“Because it's a community centre, they don't allow frontal nudity," explains Holman. "But our communities are very sensitive about being censored, so for the last couple of years I've been wanting to do a Salon des Refusés, which is a wink and a nod to the famous 1863 French show for artists who were ‘the rejects’.

“It's a celebration!” she says with a laugh. “It's like reclaiming queer.” 

But for all the winks and jokes and cheeky nods, the Queer Arts Festival has a serious mandate – to increase and expand queer representation in art. To allow queer people to see themselves not just represented sexually in art, but recognized as artists. 

"We've come to a place where we can name artists as queer, but not claim that as having any kind of deeper import," says Iwaasa.

"It's right in our mandate to show the historical contributions that queer artists have made," adds Holman. "It's a disservice that the art world – from Michelangelo on – that most of our masters have been homosexual, and we're told that that doesn't matter."

According to Iwaasa, even the imperiously impartial – the art critics – aren't immune to having biases. 

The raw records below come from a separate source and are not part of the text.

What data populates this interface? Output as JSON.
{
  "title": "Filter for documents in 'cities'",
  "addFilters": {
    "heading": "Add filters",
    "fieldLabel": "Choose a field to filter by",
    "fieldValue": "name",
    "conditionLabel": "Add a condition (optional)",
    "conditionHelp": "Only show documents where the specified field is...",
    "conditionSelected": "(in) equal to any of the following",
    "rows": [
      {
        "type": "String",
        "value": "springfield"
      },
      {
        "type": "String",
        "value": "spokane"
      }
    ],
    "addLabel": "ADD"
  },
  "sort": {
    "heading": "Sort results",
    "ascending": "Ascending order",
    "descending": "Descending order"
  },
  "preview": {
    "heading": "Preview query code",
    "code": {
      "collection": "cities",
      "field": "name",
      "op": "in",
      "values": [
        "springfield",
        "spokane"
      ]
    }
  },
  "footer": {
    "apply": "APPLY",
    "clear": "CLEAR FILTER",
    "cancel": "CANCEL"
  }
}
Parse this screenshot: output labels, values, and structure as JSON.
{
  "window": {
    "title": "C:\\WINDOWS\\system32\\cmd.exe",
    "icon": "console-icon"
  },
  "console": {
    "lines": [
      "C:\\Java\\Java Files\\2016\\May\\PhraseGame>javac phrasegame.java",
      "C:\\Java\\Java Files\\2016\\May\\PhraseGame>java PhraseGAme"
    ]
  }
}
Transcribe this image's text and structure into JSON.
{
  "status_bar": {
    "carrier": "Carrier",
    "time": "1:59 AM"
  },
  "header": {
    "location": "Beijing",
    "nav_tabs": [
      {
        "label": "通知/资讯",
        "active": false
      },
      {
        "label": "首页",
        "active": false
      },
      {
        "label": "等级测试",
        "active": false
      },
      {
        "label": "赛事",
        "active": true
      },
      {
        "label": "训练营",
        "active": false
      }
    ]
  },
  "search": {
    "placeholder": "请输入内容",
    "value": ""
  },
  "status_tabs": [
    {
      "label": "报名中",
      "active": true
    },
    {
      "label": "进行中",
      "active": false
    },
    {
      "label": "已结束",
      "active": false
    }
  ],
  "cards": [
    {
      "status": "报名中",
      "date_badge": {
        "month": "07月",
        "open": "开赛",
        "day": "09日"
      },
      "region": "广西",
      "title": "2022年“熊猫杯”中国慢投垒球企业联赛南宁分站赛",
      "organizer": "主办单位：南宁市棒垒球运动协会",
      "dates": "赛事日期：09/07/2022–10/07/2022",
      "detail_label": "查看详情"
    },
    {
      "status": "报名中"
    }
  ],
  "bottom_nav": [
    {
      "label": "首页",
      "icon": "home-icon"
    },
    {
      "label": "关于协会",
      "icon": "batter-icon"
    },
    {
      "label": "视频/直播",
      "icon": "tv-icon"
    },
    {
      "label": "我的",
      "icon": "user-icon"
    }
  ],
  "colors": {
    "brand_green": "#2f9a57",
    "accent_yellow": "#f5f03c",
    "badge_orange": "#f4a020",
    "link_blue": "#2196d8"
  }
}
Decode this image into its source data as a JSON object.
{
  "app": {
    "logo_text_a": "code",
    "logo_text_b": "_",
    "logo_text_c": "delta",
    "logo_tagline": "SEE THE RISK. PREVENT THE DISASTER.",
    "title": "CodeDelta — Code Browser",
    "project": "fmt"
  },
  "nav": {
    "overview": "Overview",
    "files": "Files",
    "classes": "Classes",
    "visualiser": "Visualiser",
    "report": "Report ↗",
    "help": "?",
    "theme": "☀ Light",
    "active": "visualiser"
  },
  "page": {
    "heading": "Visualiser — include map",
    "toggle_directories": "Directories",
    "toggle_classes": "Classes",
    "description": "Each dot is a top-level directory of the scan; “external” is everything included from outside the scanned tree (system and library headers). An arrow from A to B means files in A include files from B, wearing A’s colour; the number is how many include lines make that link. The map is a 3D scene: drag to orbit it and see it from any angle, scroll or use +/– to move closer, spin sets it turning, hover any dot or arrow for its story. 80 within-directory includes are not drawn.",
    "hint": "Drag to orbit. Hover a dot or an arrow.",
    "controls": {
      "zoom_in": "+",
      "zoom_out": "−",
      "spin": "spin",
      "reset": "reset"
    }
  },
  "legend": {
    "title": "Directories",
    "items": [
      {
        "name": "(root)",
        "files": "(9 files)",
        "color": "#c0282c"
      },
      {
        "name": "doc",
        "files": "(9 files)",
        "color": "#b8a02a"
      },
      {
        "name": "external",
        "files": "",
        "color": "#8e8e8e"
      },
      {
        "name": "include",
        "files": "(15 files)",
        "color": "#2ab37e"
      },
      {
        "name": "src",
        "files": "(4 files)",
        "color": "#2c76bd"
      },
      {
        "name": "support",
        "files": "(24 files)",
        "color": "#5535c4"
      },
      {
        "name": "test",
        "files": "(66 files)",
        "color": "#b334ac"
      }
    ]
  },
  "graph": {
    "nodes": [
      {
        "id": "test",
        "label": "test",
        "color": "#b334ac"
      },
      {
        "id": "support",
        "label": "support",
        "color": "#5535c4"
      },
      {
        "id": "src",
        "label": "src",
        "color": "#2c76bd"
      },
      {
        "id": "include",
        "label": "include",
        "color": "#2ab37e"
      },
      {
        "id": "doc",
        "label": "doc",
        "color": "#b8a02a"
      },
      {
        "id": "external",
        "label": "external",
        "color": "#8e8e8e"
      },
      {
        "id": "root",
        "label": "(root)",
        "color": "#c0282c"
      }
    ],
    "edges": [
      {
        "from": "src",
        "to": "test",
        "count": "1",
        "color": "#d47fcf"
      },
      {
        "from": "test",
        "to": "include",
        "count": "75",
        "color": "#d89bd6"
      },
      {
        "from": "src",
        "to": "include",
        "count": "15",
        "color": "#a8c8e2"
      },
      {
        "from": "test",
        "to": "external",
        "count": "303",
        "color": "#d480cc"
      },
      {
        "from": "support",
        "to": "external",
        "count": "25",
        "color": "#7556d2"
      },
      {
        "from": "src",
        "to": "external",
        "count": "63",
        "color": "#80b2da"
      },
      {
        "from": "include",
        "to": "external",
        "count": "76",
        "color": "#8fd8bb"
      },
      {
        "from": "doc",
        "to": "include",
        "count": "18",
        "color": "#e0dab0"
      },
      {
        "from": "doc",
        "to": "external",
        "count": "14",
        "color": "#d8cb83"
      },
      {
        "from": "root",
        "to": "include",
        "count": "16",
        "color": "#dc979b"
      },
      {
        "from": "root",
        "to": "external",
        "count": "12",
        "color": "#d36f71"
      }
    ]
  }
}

"I was talking to a critic at the Globe and Mail who will remain unnamed, who I've known for a very long time," says Iwaasa, "and he said to me, ‘Well, you know, queer art is basically crap.’ And I said to him, ‘WH Auden and Claude Vivier are your two favourite artists, and they're queer. How can you say that queer art is crap?’ And he said, ‘Well, yeah, they're queer, but they don't make queer art.’" 

For Holman, the distinction is confounding.

"Everybody loves queer art. Everybody loves queer art," she says again, for emphasis. "But the mainstream doesn't like it to be named that. It’s very much about the naming. Andy Warhol never really became famous until he went back in the closet and became this androgynous dandy who never talked about his sexuality.

“We've gained so much,” she concludes, ironically, “so it's ‘not supposed to matter’. But it does. It still really does."

 

Queer Arts Festival Highlights

 

TRIGGER: Drawing the Line in 2015

Curated by SD Holman, QAF’s signature visual arts show honours the 25th anniversary of Kiss & Tell’s legendary Drawing the Line exhibition. Artists are asked, “Where do you draw the line in 2015?”. July 23–Aug. 7, Roundhouse Exhibition Hall

 

Salon des Refusés

In a cheeky salute to the iconoclastic 1863 Paris exhibition of the same name, anti-censorship champion Little Sister’s exhibits visual. July 23–Aug. 7, Little Sisters Book & Art Emporium.

 

Kiss & Tell

Notorious Vancouver collective Kiss & Tell’s first public appearance together in 13 years, co-presented with Kickstart Disability Arts & Culture. Videos with talkback moderated by Janine Fuller of Little Sister’s. July 25, 7:30pm, Roundhouse Performance Centre.

 

Sister Mary’s a Dyke?!

Co-produced with the frank theatre, this coming-out tale set in a Catholic girls’ school becomes a fantasy of attacking church patriarchy. Kim Villagante stars in Flerida Peña’s energetic solo show. July 28–Aug. 2, Roundhouse Performance Centre.

 

A Queen’s Music: Reginald Mobley in Recital

Countertenor Reginald Mobley and harpsichordist/pianist Alexander Weimann shine a light on music by gay composers from the 18th century onwards. Co-presented with Early Music Vancouver. Aug. 6, 7:30pm, Roundhouse Performance Centre.

 

• The Queer Arts Festival runs July 23-Aug. 7 at the Roundhouse Community Centre (181 Roundhouse Mews). Tickets range from free to $40, available at QueerArtsFestival.com and Little Sister’s Bookstore (1238 Davie).